Read about these observations and more from Floriculture Greenhouse Update.
-Jenny Carleo 

  • Downy mildew
  • Botrytis
  • Watering
  • Pesticide Use
  • Ammonium Toxicity
Wednesday, 18 May 2011 12:59
Downy mildew has been observed on basil. If you suspect your basil plants are suffering from a nutrient deficiency, you may want to inspect plants more carefully, for Downy Mildew. Symptoms are similar especially before visible spores develop. See photos: Basil PlantClose-up on basil leaves,Undersides showing spores
Clean Plants: It is especially important during cloudy, rainy weather to keep plants in retail areas clean even during the busiest times. Removing dead and injured plants and spent flowers are essential at least twice a day even during the busy season. Botrytis and high ethylene concentrations from decaying plant tissue will cause premature loss of foliage and flowers.
Botrytis: Based upon past grower experiences, Decree with capsil is still probably your first choice in terms of plant safety.  However, the label does state “Do not make more than two consecutive applications of this product. After the second application, use an alternative fungicide effective in controlling Botrytis for two applications before reapplying the active ingredient in this product.” Decree will perform better with a surfactant such as CapSil added (8 oz per 100 gallons or ½ teaspoon per gallon) to increase coverage and reduce visible residue.
Label and info on using Decree 
Considering plant safety and residue as of primary concern, one possible alternative is the preventive biological fungicide CEASE.
Information on CEASE
Watering: During prolonged cloudy, rainy weather, let plants run on the dry side and spot water areas as needed to prevent over-watering. When some plants get spot watered and are irrigated more frequently than the general crop, their fertilizer program needs to be adjusted to account for the extra leaching they receive. They may need to be "spot fertilized" as well. To prevent foliar diseases likeBotryis, always water in the morning to reduce the length of time the leaves stay wet after irrigating. Avoid watering late in the day or when water will sit on leaf surfaces for long periods of time.

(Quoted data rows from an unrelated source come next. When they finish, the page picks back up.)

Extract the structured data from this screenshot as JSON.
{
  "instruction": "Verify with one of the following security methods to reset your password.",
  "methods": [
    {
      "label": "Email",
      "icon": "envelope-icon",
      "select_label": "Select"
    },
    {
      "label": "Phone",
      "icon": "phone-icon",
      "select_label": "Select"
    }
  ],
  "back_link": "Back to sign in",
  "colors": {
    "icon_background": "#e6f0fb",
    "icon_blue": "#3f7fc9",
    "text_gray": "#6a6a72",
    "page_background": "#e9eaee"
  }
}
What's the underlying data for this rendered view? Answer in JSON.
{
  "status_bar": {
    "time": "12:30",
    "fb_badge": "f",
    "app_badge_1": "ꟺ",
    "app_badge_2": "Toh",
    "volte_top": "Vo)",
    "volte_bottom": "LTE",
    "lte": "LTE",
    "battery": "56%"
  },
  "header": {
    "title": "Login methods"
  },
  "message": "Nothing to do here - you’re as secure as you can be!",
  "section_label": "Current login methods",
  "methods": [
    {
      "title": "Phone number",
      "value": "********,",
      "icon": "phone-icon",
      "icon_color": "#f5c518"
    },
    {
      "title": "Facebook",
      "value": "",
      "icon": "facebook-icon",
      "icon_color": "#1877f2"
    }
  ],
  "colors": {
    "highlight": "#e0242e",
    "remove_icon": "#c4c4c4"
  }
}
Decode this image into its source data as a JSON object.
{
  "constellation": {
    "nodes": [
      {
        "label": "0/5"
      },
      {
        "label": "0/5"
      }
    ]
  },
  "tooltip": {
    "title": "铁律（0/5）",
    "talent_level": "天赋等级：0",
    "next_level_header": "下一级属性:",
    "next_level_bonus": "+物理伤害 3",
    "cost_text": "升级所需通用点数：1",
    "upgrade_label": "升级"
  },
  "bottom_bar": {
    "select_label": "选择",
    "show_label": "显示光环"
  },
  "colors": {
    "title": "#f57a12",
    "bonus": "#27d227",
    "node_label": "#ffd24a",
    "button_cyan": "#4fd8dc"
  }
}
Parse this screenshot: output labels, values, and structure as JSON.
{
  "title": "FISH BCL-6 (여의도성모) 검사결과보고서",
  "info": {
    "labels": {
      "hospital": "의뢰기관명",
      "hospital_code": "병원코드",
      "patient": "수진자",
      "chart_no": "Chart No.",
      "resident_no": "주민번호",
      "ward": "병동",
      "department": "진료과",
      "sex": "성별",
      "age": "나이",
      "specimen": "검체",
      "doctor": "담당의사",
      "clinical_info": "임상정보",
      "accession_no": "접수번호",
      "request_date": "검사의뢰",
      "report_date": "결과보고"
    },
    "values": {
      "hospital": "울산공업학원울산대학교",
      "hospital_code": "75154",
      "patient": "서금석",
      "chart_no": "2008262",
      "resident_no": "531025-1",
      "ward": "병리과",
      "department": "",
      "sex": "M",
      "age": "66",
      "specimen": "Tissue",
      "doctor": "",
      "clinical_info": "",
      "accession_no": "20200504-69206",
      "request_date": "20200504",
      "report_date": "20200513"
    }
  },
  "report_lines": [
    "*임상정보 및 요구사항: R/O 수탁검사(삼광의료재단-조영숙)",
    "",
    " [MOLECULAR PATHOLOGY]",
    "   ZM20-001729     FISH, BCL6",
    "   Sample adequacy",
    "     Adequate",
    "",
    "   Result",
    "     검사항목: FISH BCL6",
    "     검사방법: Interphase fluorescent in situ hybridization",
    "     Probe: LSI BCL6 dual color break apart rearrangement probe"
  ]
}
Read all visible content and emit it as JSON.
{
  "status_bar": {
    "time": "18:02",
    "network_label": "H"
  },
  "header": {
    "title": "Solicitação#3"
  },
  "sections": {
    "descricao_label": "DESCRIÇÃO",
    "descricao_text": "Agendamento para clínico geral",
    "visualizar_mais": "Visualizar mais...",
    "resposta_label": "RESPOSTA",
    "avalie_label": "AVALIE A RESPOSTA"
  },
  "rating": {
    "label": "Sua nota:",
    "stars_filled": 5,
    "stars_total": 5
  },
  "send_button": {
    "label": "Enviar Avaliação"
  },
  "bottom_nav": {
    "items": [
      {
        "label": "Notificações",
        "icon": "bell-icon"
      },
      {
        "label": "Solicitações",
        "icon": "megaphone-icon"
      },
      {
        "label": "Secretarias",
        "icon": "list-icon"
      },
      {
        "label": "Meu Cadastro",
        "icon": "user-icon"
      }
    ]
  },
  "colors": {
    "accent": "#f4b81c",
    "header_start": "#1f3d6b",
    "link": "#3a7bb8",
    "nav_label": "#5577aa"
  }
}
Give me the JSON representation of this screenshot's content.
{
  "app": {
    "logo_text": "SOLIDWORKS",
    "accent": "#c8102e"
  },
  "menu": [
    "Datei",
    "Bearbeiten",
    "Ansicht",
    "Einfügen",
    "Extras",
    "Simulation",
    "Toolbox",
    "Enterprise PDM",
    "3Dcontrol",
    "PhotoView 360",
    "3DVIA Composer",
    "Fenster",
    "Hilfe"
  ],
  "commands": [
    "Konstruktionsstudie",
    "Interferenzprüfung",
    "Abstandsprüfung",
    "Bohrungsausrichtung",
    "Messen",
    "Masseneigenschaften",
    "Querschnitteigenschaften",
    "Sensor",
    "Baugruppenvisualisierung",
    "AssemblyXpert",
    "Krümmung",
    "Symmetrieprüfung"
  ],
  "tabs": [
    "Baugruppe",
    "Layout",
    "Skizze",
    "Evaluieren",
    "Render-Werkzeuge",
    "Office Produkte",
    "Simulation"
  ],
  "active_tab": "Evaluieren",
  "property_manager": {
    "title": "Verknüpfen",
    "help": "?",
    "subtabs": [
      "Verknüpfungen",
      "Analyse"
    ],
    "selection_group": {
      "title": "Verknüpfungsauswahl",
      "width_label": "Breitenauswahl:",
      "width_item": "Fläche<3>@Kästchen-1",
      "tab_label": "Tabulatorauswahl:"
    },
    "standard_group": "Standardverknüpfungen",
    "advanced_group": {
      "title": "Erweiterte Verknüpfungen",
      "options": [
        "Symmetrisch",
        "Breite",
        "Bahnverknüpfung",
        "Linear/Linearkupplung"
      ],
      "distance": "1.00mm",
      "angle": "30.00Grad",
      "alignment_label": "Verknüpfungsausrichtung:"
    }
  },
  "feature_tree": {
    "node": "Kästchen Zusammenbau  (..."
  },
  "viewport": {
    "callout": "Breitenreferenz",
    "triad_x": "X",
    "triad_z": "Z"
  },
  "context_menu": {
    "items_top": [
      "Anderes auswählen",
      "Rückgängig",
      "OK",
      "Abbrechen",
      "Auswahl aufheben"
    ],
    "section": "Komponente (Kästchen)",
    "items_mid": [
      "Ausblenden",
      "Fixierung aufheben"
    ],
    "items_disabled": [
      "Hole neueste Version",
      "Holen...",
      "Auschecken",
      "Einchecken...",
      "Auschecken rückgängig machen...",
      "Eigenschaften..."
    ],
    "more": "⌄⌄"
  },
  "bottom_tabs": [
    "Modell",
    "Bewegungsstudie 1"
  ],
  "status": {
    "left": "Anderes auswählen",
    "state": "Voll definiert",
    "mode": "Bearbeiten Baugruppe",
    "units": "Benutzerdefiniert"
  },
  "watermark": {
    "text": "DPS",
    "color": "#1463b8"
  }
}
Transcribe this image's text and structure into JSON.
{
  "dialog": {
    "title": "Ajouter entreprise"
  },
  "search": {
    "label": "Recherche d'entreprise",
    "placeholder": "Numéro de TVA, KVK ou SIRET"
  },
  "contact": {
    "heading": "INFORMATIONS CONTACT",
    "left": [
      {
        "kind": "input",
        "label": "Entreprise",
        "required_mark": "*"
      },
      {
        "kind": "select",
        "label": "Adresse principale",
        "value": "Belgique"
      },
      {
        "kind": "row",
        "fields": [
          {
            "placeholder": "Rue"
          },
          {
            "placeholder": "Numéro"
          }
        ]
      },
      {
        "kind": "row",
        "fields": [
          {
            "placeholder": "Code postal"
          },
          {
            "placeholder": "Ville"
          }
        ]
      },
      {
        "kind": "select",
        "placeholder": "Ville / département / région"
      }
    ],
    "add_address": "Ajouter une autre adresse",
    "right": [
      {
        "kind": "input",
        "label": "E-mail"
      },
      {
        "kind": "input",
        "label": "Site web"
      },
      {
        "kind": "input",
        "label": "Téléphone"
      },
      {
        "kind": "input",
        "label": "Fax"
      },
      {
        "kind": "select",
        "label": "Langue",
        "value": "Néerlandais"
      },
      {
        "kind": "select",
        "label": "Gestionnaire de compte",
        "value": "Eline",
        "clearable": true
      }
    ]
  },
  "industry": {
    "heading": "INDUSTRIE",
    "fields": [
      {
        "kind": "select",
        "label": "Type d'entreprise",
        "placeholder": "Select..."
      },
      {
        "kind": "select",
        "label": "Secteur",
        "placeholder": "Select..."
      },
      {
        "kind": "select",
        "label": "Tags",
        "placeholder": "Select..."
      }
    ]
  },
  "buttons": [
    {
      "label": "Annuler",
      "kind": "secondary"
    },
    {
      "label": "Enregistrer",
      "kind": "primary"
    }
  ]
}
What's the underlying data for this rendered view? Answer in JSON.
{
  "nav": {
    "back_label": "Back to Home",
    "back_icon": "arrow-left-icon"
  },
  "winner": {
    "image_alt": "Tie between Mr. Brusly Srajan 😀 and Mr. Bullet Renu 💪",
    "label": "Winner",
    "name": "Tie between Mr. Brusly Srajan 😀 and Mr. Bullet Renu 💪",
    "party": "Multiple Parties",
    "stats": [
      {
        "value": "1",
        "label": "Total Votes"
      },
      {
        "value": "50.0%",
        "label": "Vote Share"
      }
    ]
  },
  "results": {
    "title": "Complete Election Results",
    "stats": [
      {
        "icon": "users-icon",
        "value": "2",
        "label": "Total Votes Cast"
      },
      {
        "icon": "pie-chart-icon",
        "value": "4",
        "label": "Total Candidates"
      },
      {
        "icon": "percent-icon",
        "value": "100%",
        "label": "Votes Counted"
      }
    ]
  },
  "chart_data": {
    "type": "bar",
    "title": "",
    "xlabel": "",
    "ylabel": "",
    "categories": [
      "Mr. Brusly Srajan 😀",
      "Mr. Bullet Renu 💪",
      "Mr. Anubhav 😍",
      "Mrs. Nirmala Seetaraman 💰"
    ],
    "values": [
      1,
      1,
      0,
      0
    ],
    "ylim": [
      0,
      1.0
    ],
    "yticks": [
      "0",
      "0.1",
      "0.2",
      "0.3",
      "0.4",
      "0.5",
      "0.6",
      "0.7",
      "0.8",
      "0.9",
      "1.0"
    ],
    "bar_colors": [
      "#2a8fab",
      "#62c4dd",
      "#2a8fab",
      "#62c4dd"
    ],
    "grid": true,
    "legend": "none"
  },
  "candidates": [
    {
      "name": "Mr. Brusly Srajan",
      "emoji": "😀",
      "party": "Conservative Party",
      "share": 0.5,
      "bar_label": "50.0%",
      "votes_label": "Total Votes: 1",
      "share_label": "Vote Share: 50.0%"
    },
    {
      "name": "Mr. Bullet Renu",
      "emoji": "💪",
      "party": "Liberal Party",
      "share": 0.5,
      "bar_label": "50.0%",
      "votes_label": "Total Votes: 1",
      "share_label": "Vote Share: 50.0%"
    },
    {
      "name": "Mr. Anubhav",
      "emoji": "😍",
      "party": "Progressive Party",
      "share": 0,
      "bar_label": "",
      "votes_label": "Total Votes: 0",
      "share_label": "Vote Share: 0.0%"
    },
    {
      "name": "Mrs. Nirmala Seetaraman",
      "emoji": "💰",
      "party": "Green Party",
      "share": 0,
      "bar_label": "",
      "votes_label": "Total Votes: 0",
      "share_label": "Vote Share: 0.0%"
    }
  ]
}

Pesticide Use: If pesticides are needed, read precautions for treatments. During cloudy weather, some pesticides such as horticulture oil may burn foliage if it remains wet on the foliage and does not dry quickly. See photo.
Ammonium Toxicity: Low temperatures (less than 60°F average daily temperature), water-saturated or low oxygen growing media, and low medium pH can cause ammonium to build up to toxic levels in the growing medium. Symptoms of ammonium toxicity include upward or downward curling of lower leaves depending on plant species; and yellowing between the veins of older leaves which can progress to necrosis.To avoid ammonium toxicity it is recommended to use fertilizer with 40 percent or less ammoniacal nitrogen when growing conditions are cool and wet. When cool, cloudy weather occurs a common strategy used by growers is to alternate to a 15-0-15 “Dark Weather Formula.” This eliminates the extra ammonium input temporarily, but then allows growers to return to their normal formula when growing conditions improve.
Reference: Nitrogen: Not All Forms are Equal by Cornell University, Fact Sheet with ammonium toxicity photos.
Photo: “Flagging” on geraniums caused by high soluble salts and ammonium.
From Floriculture Greenhouse Update by Extension Specialists Tina Smith (UMass), Leanne Pundt, (UConn) & Paul Lopes (UMass). 
 -Jenny Carleo